This is a small modeling guide detailing a thought process to get to a working formula. Your business case may vary!

In this example, I’m working on car sales in different locations. We’ll try to find the first year on which a car brand was sold in a specific city.

Here’s my source metric:

For example, you can see I’ve sold 40 Nissans in Paris in 2021, and 53 Nissans in 2022.

The final information I want to get is that for that specific intersection (Paris, Nissan), the first car that was sold was in FY21.

### Thinking of a condition

The first step towards building this is building the condition. I’ve opened a formula playground, and here’s what I can come up with:

The formula I’ve chosen is based on ISDEFINED, which I find is always a good choice because it gives you the value TRUE whenever there’s something in the source metric. Obviously I could have a 0 in my car sales that could still represent a sale (+1/-1?) but you could also adapt your condition to what fits you: `'Cars sold in City' <> 0` works exactly the same with this specific dataset.

### Turning that metric into a Year-formatted result

To turn the boolean into a Year-formatted result, I’m using an IF statement that replaces my condition with the Year that’s in that specific intersection:

Notice that the automatic Data type from the formula playground has changed from Boolean to Dimension, but the structure has not (still 3 dimensions). The results displayed are not Years, and not simple True / False.

### Getting the final result

My last step will be to get the first Year where we’ve seen a sale, and to do that I can use a REMOVE modifier that will get rid of the Year from the structure. I’m using the FIRSTNONBLANK modifier to get the first value that’s present for each Car / City intersection. Here’s the result:

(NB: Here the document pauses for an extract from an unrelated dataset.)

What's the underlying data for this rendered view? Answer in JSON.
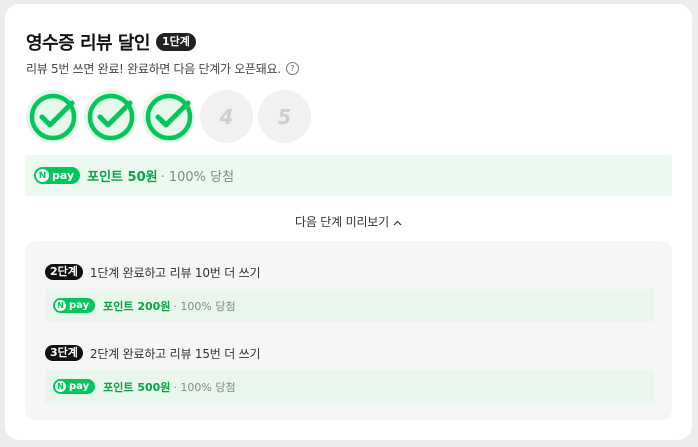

The data type has not changed, despite the REMOVE: it has changed the structure though, as we’ve come from 3 dimensions (Car, City, Year) to only two (Car, City).

You can now save your metric as a new one, and display it in a table next to your car sales!

Building formulas can be hard and takes time, but taking one step at a time ensures you know where you’re going and that you have coherent results on the way. If you think you can explain the transformation using a pen and paper, chances are you’ll be able to build the formula on Pigment! As always, done is better than perfect.